7 Sans-Serif Adobe Fonts to Add to Your Typography Toolkit
By Tiffany Huang, Creative Content Producer
Many businesses have their own brand standards for what visual elements should look like. These brand guidelines include elements such as hex codes, different logo styles, and also what typefaces to use. Take a look at the brand guidelines for Slack or Uber, for example. However, many businesses, especially newer or smaller ones, do not have established guidelines. In that case, the designer has more creative freedom to choose an appropriate typeface.
When choosing a typeface, it’s imperative to consider the context. Each typeface has unique characteristics that make it suitable for different projects and mediums. In particular sans-serifs are a popular choice for body copy.
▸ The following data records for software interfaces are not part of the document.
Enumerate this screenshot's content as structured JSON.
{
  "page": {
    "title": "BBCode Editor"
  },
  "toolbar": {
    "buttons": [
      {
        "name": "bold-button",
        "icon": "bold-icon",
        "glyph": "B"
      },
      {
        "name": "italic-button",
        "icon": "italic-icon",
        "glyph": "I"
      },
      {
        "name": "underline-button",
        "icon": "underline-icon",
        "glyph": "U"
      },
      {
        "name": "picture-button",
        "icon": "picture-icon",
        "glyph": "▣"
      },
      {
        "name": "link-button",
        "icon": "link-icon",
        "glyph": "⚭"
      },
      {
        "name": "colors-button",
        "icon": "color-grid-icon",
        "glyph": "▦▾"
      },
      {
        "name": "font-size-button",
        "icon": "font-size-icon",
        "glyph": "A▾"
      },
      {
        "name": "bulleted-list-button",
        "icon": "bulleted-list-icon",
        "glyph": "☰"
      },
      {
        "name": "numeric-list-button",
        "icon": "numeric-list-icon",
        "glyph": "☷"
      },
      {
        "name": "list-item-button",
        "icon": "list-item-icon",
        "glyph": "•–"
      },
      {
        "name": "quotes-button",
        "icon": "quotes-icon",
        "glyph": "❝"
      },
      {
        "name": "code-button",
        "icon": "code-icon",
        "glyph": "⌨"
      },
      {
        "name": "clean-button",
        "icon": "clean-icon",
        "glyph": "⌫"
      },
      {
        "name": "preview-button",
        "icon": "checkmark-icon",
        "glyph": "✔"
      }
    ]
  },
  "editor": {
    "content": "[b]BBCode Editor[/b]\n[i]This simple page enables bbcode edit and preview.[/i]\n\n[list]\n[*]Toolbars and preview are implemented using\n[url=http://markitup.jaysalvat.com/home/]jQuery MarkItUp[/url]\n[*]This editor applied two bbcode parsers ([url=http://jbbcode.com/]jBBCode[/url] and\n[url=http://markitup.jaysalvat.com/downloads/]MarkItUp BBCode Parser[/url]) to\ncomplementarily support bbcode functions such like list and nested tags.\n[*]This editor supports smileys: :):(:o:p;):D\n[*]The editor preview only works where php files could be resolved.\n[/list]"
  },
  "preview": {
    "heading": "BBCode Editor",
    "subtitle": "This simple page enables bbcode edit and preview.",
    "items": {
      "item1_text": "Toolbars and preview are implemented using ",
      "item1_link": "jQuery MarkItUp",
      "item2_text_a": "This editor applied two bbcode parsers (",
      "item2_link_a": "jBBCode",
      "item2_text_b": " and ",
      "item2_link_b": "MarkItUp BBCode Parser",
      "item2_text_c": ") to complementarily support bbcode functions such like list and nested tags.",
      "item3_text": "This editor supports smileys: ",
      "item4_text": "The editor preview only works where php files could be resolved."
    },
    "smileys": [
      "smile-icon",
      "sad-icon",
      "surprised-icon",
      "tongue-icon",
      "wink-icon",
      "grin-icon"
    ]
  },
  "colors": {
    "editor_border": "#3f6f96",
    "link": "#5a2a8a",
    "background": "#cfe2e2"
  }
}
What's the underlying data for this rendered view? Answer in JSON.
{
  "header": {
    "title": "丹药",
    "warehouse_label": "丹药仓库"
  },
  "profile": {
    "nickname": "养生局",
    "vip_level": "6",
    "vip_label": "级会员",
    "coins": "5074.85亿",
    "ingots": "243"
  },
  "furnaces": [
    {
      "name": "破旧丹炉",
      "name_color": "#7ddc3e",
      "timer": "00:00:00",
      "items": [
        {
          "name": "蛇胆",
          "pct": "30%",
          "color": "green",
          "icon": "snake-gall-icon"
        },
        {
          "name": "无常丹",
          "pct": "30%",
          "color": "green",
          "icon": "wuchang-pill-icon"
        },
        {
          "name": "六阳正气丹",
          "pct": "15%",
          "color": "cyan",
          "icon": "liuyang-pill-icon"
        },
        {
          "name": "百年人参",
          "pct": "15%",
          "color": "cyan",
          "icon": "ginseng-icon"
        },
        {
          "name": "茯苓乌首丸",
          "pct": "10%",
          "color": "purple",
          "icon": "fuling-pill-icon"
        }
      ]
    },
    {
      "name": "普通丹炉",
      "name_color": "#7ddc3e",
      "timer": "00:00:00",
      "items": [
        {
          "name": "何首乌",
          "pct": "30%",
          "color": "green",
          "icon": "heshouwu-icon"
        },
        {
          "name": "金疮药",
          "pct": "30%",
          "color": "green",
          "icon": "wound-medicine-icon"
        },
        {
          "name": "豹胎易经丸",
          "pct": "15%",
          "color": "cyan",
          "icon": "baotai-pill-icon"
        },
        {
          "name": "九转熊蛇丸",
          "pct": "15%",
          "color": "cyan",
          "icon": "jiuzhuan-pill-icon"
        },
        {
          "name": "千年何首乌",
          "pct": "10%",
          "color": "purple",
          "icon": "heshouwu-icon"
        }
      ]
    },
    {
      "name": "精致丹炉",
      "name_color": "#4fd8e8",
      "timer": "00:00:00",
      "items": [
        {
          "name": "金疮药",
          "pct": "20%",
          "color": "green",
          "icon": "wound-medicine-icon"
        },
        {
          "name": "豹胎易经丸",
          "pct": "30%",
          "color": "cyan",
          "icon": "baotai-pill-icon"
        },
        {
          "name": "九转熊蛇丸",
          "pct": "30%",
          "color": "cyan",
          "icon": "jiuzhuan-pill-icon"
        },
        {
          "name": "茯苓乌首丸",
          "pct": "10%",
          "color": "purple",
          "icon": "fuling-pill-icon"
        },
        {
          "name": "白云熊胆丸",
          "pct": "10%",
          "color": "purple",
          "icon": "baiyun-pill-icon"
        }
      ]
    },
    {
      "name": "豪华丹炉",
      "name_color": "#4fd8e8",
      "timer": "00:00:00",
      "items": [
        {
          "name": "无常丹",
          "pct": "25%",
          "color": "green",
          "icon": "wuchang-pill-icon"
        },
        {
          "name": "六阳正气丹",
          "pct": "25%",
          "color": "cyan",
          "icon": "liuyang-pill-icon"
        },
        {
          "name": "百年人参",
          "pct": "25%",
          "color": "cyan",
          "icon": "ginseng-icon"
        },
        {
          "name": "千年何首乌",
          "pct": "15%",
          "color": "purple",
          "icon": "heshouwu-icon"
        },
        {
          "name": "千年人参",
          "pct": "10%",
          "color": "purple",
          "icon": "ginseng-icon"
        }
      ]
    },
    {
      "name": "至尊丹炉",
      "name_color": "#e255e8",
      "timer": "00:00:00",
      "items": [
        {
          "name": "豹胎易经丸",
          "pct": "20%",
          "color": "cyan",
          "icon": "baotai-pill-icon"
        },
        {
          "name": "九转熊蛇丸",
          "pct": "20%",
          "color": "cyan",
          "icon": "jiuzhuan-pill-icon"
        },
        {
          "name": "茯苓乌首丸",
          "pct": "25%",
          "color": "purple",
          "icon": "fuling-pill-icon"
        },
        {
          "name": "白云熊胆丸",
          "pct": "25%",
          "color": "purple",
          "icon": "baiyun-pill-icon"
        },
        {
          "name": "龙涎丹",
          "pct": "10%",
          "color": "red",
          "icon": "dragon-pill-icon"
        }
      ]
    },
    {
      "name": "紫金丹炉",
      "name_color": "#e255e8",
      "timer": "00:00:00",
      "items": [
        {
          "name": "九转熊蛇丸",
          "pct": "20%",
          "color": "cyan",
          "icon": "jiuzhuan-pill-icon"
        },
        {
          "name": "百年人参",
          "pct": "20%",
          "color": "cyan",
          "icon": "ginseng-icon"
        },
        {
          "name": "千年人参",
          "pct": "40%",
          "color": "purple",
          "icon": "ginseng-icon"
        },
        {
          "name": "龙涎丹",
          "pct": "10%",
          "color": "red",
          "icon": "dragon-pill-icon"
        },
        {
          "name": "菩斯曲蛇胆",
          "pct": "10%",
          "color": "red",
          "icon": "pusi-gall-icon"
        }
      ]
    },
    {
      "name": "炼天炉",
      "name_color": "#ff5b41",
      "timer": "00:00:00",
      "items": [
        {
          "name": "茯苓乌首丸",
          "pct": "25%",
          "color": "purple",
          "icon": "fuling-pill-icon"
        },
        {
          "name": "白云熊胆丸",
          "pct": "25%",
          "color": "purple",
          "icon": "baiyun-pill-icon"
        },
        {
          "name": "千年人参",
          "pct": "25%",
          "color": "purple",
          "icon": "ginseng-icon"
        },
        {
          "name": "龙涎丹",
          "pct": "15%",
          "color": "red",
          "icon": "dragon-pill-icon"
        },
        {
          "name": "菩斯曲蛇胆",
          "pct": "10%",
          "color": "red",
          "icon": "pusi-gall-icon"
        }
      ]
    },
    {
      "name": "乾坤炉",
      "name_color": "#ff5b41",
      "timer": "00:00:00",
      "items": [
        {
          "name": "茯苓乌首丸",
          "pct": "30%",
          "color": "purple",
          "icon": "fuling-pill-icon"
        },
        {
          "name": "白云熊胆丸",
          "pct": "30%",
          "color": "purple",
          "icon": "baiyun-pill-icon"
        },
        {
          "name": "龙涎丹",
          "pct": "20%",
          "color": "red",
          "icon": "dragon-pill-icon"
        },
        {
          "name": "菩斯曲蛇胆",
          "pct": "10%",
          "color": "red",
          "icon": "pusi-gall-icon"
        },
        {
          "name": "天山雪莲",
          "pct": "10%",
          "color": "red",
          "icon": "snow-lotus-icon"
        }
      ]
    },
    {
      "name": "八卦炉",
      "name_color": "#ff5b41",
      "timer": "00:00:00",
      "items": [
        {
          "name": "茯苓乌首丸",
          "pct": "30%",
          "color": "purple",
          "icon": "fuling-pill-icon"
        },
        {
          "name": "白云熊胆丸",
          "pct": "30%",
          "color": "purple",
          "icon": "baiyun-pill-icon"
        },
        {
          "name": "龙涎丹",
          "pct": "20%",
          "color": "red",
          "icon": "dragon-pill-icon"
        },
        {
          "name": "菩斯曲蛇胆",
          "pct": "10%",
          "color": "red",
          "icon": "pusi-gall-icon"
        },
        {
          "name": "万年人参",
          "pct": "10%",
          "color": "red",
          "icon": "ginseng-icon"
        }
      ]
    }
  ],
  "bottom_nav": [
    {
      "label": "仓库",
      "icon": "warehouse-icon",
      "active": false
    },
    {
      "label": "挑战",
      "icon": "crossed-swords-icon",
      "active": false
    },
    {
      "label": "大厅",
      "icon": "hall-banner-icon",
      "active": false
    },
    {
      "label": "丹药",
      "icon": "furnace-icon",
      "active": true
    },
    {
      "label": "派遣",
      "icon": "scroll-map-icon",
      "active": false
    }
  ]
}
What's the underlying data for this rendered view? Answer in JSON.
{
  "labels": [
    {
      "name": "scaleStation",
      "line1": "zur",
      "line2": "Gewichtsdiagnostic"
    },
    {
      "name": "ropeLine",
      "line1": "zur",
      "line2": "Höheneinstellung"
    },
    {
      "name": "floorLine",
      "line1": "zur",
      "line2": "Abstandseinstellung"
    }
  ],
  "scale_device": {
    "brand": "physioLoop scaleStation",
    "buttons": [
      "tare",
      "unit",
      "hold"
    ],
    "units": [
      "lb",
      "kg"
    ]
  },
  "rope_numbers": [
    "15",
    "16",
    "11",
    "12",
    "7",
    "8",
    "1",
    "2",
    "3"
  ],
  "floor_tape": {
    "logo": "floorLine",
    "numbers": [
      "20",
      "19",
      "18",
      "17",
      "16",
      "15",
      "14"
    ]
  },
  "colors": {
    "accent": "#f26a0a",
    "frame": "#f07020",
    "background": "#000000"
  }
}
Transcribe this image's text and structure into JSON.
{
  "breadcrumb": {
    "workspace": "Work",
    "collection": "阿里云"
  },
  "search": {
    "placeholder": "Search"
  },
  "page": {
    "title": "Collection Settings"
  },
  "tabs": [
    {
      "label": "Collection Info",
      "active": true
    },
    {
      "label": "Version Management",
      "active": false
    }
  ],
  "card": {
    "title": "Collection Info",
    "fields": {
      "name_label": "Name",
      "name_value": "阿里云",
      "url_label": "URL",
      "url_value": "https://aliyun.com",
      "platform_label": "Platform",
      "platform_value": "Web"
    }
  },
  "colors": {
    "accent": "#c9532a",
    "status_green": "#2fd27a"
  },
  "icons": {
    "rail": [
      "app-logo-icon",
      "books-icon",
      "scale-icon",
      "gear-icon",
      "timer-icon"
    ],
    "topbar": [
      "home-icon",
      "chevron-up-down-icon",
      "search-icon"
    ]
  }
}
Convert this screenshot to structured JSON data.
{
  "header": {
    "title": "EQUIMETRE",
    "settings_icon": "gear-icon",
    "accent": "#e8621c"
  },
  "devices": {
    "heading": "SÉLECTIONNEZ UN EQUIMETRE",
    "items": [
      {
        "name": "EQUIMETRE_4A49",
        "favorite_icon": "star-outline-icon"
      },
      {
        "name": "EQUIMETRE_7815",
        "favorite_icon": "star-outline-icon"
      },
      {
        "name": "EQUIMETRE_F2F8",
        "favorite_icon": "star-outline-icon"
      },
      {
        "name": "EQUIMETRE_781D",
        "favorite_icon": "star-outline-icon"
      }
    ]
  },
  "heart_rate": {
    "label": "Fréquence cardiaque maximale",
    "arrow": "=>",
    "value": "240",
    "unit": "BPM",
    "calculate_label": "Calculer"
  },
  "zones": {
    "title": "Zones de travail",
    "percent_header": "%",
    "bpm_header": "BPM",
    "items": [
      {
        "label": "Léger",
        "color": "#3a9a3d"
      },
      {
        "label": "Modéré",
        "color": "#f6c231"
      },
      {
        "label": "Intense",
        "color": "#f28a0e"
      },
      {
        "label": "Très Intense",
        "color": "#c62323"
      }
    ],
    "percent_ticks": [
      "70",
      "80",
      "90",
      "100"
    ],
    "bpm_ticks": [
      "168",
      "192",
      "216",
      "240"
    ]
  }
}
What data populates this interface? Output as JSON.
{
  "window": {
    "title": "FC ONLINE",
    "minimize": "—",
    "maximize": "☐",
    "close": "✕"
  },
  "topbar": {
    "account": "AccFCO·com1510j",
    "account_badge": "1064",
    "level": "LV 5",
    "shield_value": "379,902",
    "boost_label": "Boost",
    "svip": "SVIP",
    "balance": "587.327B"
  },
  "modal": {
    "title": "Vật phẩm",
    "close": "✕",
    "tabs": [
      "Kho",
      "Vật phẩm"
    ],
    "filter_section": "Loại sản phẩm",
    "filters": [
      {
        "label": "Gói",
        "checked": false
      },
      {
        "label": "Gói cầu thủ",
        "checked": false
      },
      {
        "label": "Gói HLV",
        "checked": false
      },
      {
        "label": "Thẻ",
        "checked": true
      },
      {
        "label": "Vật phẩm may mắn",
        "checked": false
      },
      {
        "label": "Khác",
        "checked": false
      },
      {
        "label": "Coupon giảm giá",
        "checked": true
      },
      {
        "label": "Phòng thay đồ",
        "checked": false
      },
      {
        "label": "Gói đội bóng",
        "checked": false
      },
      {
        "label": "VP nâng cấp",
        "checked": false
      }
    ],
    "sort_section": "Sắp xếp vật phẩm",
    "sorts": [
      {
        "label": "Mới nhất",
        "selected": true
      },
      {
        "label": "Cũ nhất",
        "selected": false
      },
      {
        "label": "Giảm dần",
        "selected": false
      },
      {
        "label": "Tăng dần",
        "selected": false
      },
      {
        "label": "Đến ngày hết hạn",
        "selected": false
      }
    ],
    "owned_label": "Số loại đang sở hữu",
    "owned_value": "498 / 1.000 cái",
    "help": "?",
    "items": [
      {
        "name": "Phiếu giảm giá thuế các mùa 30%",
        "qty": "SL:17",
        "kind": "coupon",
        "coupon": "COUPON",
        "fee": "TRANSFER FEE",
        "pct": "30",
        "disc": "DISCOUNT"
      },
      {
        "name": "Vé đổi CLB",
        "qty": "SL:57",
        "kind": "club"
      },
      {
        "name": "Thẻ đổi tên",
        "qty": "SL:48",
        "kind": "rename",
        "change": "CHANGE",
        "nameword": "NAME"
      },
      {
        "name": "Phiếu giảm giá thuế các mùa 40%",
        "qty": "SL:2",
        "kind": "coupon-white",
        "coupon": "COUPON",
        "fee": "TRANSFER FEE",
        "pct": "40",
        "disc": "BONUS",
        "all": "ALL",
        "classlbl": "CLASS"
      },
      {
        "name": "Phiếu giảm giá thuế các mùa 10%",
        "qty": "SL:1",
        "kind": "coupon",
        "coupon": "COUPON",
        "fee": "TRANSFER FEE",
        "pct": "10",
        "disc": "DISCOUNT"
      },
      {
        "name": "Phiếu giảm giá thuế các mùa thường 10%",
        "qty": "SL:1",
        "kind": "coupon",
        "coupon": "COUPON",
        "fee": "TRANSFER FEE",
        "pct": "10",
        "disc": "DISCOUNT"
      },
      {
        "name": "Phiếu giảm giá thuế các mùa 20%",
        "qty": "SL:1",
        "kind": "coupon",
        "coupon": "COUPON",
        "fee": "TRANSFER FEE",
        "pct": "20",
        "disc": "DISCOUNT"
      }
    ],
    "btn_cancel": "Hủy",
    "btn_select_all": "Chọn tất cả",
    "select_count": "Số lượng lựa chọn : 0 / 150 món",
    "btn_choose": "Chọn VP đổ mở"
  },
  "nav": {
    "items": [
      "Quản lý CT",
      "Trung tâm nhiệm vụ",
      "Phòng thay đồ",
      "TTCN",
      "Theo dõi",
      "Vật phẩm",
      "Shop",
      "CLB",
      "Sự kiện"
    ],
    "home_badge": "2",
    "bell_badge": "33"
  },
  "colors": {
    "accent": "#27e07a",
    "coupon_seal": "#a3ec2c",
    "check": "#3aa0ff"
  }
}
On a digital screen, they look clearer and less congested than serif typefaces. The lack of decorative serifs also make sans-serif fonts a good option for small point-size body copy in magazines or other print material.
However, within the sans-serif classification, there are so many different typefaces. It’s important not to get caught up with just using one, and instead explore all the different options there are. You don’t want to use the same typeface for every single project with no regard to the brand’s uniqueness. Here are some sans-serif options that you can get for free from fonts.adobe.com.
Acumin is a transitional typeface that is part of the Adobe Original series. Adobe Fonts features 90 versions of this typeface which means there are plenty of variations that can maintain the typeface’s legibility at any size.
Poppins is an open-source typeface from Google. The geometric sans-serif typeface features a consistent stroke width in both horizontal and vertical strokes. This gives it a clean, easy-to-read characteristic, making it suitable for modern website designs.
3. Proxima Nova
Proxima Nova is a family that is constantly growing; it began with just four variations and now has 42. According to the creator Mark Simonson, the typeface takes the characteristics of a modernist, serif-font and combines it with the look of a geometric sans-serif. The modernist characteristic is evident in the lowercase letters’ variation in stroke weight and creates elegance.
4. Roc Grotesk
The wide x-width on Roc Grotesk gives the typeface a very full appearance, filling space up very easily because of the large counters and wider letters. The wide look also gives the bold variations the impression that they have been stretched to fill space. Thus, this typeface would be more suitable for headers, as using Roc Grotesk for multiple lines of body copy would not be the most readable option.
Sofia is a geometric, sans-serif font, but the letterforms resemble that of a humanist font. From “I” to “S” to “W,” the letters all have a unique width that gives the font some variability. The typeface also features a unique ligature with the letters “f” and “i.”
The Soleil family in Adobe has 12 variations, and all are suitable in headlines and body copy. There is not an immense difference between the stroke widths of thin, regular, book, bold, and extra bold, but each option is distinguishable enough to make a difference in appearance. Hence, this is a very versatile typeface for any material, context, and density.
The difference between the width of capital and lowercase letters give this typeface a unique look. The capital letters feature a much smaller proportion of width to height in comparison to the lowercase letters. This characteristic and attention to the typeface’s readability make it very suitable for long body copy.
When finding an appropriate typeface for your projects, make sure you go through all of your resources carefully. There are so many great options out there that can help invoke the exact feeling you’re going after, so keep searching until you find the perfect one. Don’t settle for the same, overused typefaces and instead venture out to find one that better suits your needs.